In general I don’t consider myself to be the most patient of people – I try stuff, and if I can’t do it well enough for my liking or see any productive progress within a relatively short space of time I tend to give up. I suppose looking back I grew up in a world where it was always solid results that were rewarded, not ineffectual effort. Life felt measured by a binary opposition of pass or fail – effort that led to results was considered a profitable means to an end; effort that led nowhere was considered a waste of time.

I’ve kind of internalised that productive vs unproductive equation somewhere down the line and sometimes it simply gets in the way of life. I mean, that’s exactly how I feel about yoga (amongst other things) – I try, I don’t see any immediate results, so I all too quickly lose heart and feel like I’m just wasting my time. But I’m beginning to appreciate that this one-size-fits-all approach to all difficult challenges in life is decidedly counter-productive, so I definitely need to start to change the way I think about effort before I can try to find the satisfaction I’m looking for…

My Yoga Journey: Psychology and the Perfect Pose

I’ve dabbled around the edges of yoga on and off (although way more off than on) with no lasting success for the last forty years – since my mid-teens. Being an introvert, group classes are not for me so I’ve tried to teach myself (with the help of whatever current medium comes to hand) as much as I can.

I still have a couple of illustrated how-to books from the late 70s and early 80s where the step-by-step photographs demonstrating the breakdown of do-or-die correct positioning show everyone as skinny and lithe and proudly holding the perfect pose like a bunch of double-jointed circus acrobats. I would always try my best to copy them, inevitably fail dismally and after a while would give up, disappointed, disheartened, and dissatisfied.

I also have a much later book describing yoga practice for women as a changing constant throughout our whole lifespan with a much softer, more inclusive approach, showing real-life practitioners in the full poses but also providing far simpler alternatives for those who may be struggling to reach what always seemed to me to be the desired end goal. I certainly did a bit better with that book, but still my initial enthusiasm waned all too quickly, and my interest disintegrated once more.

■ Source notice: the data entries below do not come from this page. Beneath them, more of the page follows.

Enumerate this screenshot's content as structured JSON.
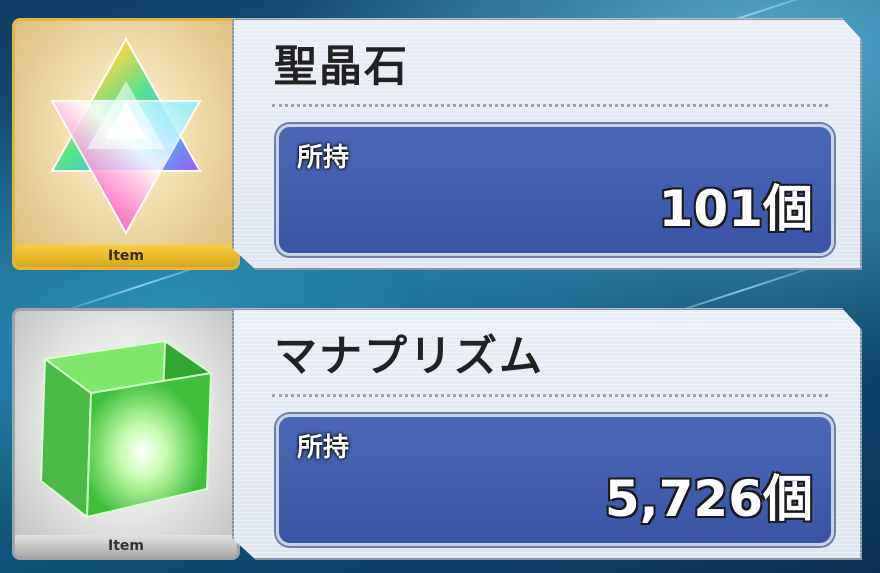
{
  "items": [
    {
      "name": "聖晶石",
      "owned_label": "所持",
      "count": "101個",
      "tag": "Item",
      "icon": "saint-quartz-icon",
      "frame_color": "#e1b640"
    },
    {
      "name": "マナプリズム",
      "owned_label": "所持",
      "count": "5,726個",
      "tag": "Item",
      "icon": "mana-prism-icon",
      "frame_color": "#9ea4ab"
    }
  ]
}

And now of course there’s You Tube with a never-ending supply of yoga videos to actively explain the putting together of poses and accommodating every kind of nuanced preference for practice. Again more recently I have tried several times to really get into it, dipping in and out of different teaching formats and more relaxed attitudes to instruction but always it feels like something important eludes me, and I’ve never been able to work out what it is that consistently holds me back.

Somewhere deep down inside I know I must want to do yoga, because this start-stop half-hearted pattern of paddling on the periphery has continued on and off throughout my life. And here I am today, a few weeks short of my 55th birthday, feeling fat, flabby and unfit – and thoroughly fed up with myself. I feel like it may be time to try yoga again, but this time look at the psychological factors lurking behind my inability to achieve what is obviously a long-held life goal… 🙂